Mouthguard Policy Form for Sports Clubs
Sports Medicine Australia and the ADA Provide this “Mouthguard Policy” for your Sports club or School
To download & Print out the Form, click on ADASMA_mouthguardpolicy
If you play a contact sport, and a lot of Aussies do, you risk injuring your teeth.
Many sports have risk of contact and therefore serious dental injury. These sorts of injuries are often difficult to treat, and often involve a lifetime of expense.
The damage done
Mouthguards can protect you from some serious sporting injuries, such as broken jaws, fractured, cracked or knocked-out teeth, cut lips and tongues.
And you don’t just have to be playing obvious contact sports like rugby union, rugby league, AFL, hockey and boxing to sustain those kinds of injuries. Even non-contact sports like cricket, basketball, netball, touch football, skateboarding and soccer, carry a real risk of accidental collision, and resulting dental trauma.
How a mouthguard works
A custom-fitted mouthguard works by absorbing and spreading the impact of the damaging blow, and is fabricated based on an impression of your teeth and jaw taken by your dentist.
A mouthguard that is custom-fitted by your dentist is far superior to an over-the-counter mouthguard because it’s specially designed to fit the exact contours of your mouth, is resilient, balances your bite and allows speech and normal breathing. If properly used, stored, and checked by your dentist every year, a custom-fitted mouthguard should last several seasons.
In contrast, self-fitted, over-the-counter mouthguards, which include what are commonly known as boil-and-bite mouthguards, should not be used. They do not protect the teeth, are loosely fitted, impede breathing and speaking, and can even wedge in the back of the throat at impact which could be life threatening.
Wearing a custom-fitted mouthguard

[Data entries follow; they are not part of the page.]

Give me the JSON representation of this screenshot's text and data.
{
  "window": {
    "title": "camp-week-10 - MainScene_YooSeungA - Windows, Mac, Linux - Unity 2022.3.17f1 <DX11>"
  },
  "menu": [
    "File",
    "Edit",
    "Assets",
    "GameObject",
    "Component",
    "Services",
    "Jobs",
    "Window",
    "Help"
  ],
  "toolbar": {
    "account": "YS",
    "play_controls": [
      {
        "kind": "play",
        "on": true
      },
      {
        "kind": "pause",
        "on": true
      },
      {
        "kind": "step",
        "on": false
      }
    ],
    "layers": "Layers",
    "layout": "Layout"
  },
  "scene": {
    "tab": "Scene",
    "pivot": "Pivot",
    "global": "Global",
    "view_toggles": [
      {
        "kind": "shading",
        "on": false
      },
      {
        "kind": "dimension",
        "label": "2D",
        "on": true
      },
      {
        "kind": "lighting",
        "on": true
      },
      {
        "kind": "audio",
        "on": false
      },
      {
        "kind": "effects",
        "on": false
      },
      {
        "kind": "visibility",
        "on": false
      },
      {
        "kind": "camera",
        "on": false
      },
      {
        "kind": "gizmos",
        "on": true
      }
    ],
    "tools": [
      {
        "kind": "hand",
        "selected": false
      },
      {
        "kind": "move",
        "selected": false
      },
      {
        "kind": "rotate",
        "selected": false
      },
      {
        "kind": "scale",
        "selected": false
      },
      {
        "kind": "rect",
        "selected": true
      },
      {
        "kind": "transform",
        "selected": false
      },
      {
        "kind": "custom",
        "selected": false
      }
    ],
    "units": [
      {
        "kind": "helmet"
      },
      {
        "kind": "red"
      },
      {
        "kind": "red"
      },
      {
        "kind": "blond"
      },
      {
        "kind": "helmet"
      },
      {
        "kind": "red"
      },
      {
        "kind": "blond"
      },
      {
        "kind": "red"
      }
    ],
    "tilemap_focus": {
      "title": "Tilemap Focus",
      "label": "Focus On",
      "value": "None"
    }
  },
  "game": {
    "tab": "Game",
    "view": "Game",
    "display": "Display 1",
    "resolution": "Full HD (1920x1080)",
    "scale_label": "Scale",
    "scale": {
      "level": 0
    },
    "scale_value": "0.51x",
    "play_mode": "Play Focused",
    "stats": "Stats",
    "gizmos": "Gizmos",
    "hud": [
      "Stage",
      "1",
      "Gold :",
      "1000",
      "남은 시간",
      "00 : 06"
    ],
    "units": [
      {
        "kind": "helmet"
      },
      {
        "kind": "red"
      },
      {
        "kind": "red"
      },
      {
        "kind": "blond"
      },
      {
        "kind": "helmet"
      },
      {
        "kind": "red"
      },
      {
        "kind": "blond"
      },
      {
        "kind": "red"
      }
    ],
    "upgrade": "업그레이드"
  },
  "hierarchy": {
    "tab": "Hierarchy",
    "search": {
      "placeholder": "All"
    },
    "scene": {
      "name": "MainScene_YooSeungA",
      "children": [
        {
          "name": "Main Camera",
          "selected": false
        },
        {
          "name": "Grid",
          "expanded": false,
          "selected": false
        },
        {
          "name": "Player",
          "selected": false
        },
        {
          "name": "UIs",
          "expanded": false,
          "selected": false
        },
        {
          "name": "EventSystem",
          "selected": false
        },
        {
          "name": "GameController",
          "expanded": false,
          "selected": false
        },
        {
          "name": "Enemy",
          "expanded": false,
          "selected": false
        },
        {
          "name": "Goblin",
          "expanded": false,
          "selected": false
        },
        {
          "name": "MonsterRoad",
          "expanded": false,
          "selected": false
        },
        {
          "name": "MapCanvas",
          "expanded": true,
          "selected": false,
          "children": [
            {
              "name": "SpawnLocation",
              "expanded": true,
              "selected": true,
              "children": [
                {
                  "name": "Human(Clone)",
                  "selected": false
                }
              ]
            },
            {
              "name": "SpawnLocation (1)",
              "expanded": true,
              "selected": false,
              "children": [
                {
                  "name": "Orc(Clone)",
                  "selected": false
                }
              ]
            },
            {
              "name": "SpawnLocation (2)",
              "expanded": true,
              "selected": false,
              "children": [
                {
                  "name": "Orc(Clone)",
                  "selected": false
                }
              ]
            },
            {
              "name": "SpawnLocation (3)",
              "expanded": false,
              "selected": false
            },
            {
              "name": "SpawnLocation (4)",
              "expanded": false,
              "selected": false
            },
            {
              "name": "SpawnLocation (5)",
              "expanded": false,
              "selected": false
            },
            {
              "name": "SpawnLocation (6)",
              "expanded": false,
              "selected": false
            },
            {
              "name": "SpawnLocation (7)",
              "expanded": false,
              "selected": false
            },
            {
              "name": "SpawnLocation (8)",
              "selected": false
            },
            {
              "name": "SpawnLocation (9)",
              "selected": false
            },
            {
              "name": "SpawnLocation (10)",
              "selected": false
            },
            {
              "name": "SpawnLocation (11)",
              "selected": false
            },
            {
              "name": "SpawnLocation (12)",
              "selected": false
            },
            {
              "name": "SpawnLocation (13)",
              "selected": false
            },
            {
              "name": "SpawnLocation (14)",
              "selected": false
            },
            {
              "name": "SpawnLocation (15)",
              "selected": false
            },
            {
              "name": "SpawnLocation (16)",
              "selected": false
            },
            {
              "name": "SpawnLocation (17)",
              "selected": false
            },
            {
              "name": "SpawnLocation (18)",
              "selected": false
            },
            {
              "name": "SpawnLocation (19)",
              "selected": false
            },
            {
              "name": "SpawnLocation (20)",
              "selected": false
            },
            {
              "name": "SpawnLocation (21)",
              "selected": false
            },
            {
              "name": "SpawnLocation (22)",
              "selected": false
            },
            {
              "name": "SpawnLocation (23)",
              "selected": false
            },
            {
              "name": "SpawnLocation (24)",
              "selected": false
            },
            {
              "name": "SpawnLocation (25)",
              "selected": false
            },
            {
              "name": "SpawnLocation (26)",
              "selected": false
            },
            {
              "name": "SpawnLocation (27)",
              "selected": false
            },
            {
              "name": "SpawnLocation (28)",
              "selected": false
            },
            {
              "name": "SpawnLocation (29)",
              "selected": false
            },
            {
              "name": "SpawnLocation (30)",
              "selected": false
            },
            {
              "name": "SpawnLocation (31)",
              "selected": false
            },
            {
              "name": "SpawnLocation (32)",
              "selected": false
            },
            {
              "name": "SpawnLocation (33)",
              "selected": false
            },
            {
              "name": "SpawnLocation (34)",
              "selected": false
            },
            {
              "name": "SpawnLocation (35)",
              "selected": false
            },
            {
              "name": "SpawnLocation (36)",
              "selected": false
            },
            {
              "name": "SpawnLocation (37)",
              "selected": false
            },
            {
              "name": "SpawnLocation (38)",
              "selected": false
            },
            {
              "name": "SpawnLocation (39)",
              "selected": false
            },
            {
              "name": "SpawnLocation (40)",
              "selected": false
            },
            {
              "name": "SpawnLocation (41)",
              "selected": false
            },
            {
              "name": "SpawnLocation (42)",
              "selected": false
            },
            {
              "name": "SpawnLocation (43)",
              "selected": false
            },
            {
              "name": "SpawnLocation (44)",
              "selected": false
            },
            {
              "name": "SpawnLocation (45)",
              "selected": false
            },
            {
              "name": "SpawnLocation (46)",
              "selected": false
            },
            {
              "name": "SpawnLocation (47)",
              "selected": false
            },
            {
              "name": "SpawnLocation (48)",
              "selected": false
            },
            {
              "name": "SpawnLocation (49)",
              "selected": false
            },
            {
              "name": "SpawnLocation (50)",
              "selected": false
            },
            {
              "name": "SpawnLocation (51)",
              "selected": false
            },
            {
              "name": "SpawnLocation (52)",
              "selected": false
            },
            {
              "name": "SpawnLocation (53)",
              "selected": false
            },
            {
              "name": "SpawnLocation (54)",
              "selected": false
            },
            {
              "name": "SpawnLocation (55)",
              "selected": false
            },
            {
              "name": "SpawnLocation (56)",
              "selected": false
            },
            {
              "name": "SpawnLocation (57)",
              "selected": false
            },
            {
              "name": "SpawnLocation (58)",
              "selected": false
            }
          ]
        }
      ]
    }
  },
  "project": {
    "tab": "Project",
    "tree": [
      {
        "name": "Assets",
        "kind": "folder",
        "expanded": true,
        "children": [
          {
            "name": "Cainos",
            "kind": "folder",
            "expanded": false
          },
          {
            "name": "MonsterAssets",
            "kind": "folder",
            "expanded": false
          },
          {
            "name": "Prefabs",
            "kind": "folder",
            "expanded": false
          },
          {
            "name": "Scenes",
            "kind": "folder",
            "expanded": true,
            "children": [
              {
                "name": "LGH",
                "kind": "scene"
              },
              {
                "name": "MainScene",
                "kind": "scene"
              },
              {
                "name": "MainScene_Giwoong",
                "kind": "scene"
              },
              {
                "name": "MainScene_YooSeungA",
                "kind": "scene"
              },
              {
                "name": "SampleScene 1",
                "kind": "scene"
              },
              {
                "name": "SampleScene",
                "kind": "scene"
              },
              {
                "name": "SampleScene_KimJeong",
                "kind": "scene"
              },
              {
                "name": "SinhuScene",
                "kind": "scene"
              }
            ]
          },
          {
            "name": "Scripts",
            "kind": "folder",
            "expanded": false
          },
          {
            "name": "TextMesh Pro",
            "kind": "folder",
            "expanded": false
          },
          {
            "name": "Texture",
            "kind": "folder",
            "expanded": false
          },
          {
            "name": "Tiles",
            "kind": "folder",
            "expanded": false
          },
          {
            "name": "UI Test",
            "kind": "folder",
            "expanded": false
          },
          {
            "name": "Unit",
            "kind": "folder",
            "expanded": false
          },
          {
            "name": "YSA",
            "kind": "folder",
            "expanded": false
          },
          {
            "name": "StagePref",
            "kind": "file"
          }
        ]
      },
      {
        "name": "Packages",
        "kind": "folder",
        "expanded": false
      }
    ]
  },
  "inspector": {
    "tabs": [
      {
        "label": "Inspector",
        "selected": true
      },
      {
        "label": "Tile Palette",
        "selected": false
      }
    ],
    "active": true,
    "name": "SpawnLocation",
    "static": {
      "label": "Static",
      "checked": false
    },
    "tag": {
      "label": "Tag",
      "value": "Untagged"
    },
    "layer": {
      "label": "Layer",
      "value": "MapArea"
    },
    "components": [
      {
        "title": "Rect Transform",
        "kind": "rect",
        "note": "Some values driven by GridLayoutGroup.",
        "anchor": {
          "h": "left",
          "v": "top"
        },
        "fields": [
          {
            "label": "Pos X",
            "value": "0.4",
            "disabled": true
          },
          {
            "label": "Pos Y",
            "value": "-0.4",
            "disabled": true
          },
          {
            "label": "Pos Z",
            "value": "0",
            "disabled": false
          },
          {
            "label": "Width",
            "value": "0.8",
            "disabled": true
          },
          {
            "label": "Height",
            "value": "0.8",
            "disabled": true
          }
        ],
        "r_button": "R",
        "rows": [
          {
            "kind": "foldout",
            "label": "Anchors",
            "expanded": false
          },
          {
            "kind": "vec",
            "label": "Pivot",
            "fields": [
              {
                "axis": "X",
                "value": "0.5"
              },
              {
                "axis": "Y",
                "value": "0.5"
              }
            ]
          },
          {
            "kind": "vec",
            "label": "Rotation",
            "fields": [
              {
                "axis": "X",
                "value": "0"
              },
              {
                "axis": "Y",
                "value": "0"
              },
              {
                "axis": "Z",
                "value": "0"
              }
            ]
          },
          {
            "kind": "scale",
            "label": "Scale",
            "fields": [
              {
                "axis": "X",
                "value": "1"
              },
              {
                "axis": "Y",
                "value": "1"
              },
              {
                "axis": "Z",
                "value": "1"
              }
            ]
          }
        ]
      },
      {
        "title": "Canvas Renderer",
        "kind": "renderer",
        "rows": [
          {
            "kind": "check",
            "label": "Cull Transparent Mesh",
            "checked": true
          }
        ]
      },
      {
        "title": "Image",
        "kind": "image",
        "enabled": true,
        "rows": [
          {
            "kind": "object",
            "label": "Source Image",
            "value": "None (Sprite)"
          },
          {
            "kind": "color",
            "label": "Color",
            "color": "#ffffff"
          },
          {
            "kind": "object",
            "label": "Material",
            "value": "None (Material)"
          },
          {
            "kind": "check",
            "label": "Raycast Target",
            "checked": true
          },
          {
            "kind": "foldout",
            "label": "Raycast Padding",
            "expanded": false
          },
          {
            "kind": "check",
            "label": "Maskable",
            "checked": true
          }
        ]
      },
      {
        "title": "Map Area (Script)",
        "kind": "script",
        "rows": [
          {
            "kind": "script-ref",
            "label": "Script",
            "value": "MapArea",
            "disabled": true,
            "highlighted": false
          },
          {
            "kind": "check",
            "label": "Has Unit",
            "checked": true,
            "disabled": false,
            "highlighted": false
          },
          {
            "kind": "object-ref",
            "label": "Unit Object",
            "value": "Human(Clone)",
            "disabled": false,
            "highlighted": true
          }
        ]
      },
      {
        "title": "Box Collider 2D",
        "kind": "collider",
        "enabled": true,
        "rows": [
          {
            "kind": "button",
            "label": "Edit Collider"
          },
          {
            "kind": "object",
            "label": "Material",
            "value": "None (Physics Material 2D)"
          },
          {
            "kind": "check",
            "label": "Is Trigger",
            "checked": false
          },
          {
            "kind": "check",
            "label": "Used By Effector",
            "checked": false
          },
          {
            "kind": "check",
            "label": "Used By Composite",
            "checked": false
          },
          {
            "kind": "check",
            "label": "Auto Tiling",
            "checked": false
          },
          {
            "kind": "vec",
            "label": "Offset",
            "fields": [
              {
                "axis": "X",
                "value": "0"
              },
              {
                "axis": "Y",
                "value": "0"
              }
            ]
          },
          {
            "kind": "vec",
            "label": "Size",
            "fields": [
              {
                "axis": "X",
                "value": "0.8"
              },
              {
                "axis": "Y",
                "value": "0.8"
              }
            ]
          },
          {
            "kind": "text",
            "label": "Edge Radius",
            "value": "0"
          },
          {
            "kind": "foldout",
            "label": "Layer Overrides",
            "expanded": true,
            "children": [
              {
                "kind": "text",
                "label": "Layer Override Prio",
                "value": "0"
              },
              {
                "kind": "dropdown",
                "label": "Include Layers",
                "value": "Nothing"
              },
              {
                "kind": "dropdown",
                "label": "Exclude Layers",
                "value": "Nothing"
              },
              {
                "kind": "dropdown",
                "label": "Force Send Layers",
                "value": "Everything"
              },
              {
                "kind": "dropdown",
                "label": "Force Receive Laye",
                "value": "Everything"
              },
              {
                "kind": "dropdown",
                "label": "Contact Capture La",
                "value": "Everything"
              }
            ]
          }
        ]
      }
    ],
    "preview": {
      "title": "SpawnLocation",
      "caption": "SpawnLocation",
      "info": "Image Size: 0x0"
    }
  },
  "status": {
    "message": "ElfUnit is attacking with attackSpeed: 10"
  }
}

Custom-fitted mouthguards, by virtue of their exact fit, let you talk normally, don’t restrict your breathing and stay firmly in place, allowing you to concentrate on playing the sport you love. You should consider it a mandatory part of your sporting equipment, no matter your age or experience.
To keep your mouthguard in tip-top working order, you’ll need to keep it out of the sun, wash it in cold water after use, keep on the supplied plastic model cast and get your dentist to make sure it’s still OK when you go in for your regular check-ups.
Only dental professionals can design and manufacture a custom-fitted mouthguard that provides adequte protection.
For tips on dealing with dental trauma, visit Dental Trauma and First Aid.
Mandatory mouthguard policy for clubs
If you are a club looking to put in place a mandatory mouthguard policy, you are welcome to download this form endorsed by both the ADA and Sports Medicine Australia (SMA).
Coronation House Dentist Nambour